Man: My financial model in Excel is so complicated that I assume it's riddled with formula errors. But that's okay because management only uses the results when the figures support their schemes for career advancement. Uh-oh. I just realized that my life is ridiculous. Boss: Do you have hand-outs?
Boss: You'll need approval from the cloud. Dilbert: The cloud? Boss: It was once called Matrix Management. But it go so complicated that no one knows who does what. Dilbert: Can you approve this? Man: What did everyone else say?
Man: You're ignorant and ridiculous. I'm bored. Are we done here? Boss: You're hired. You must have awesome technical skills or else someone would have killed you by now. Boss: I can't tell if I'm a management genius or just lazy.
Ted: The project management framework embodies a project life cycle and five major project management process groups. Dilbert: Oh no! The extreme level of abstraction has made us weightless! Ted: That doesn't even make sense.
Boss: I hired a management consultant to teach us something he calls backwards causation. Dogbert: I studied the most successful companies. If you imitate them, you'll feel as if you have a strategy. Number one: sponsor a golf tournament so your CEO can meet celebrities. Boss: Profits, here we come.
Dilbert: ... and that's my suggestion for our next product. Alice: How do we know that ten other companies aren't working on the same idea. Dilbert: Well, that's always a possibility. Wally: There are seven billion people on Earth. I'll bet a million of them had this idea. Asok: It's irrational to think that any new product is likely to be a hit.

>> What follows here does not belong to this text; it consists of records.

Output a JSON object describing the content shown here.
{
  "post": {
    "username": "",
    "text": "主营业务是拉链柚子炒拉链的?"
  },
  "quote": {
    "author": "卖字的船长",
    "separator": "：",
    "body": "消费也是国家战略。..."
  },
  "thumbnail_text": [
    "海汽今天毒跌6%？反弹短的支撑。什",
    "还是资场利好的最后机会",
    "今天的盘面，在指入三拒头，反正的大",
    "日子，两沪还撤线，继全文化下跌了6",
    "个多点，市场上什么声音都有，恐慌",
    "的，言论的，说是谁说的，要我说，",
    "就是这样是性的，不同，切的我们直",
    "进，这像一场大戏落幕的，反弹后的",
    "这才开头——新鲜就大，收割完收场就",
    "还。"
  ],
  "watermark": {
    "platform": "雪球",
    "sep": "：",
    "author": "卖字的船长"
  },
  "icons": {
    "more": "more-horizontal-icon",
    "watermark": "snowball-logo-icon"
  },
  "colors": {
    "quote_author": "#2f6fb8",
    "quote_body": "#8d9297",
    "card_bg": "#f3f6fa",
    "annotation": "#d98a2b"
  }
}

On the other hand, we only get paid if we pretend to be optimistic about new products. Wally: All in favor of faking our optimism, raise your hands. Dilbert: All I could get was a fake buy-in. Boss: That's the only kind there is.
Boss: We've been asked to cut our budget by 30%. Dilbert: That doesn't make sense. We met all of our objectives last year. Boss: A different part of our company had a huge loss. Dilbert: Shouldn't you cut their budget, not ours? Boss: Their budget isn't big enough to make a difference to the bottom line. Dilbert: So our strategy is to punish success, and reward failure? Boss: Just do your job and leave the strategy to management. Dilbert: Hypothetically, if I do my job poorly, would that be good or bad for me?
Coworker: Can you come to my meeting at 8am tomorrow? Dilbert: No. I reserve the first few hours of every morning for useful work. Coworker: That feels like an insult. Dilbert: I call it good time management. There's a lot of overlap.
Dilbert sits in his chair watching a television news report. The newscaster says, "And in national news . . ." The newscaster continues, "Critics today accused the management of Megaslime Corporation of being hideous reptilian aliens bent on enslaving the earth." The newscaster continues, "A spokesman for the company denied the charge." Dilbert says, "Whew!"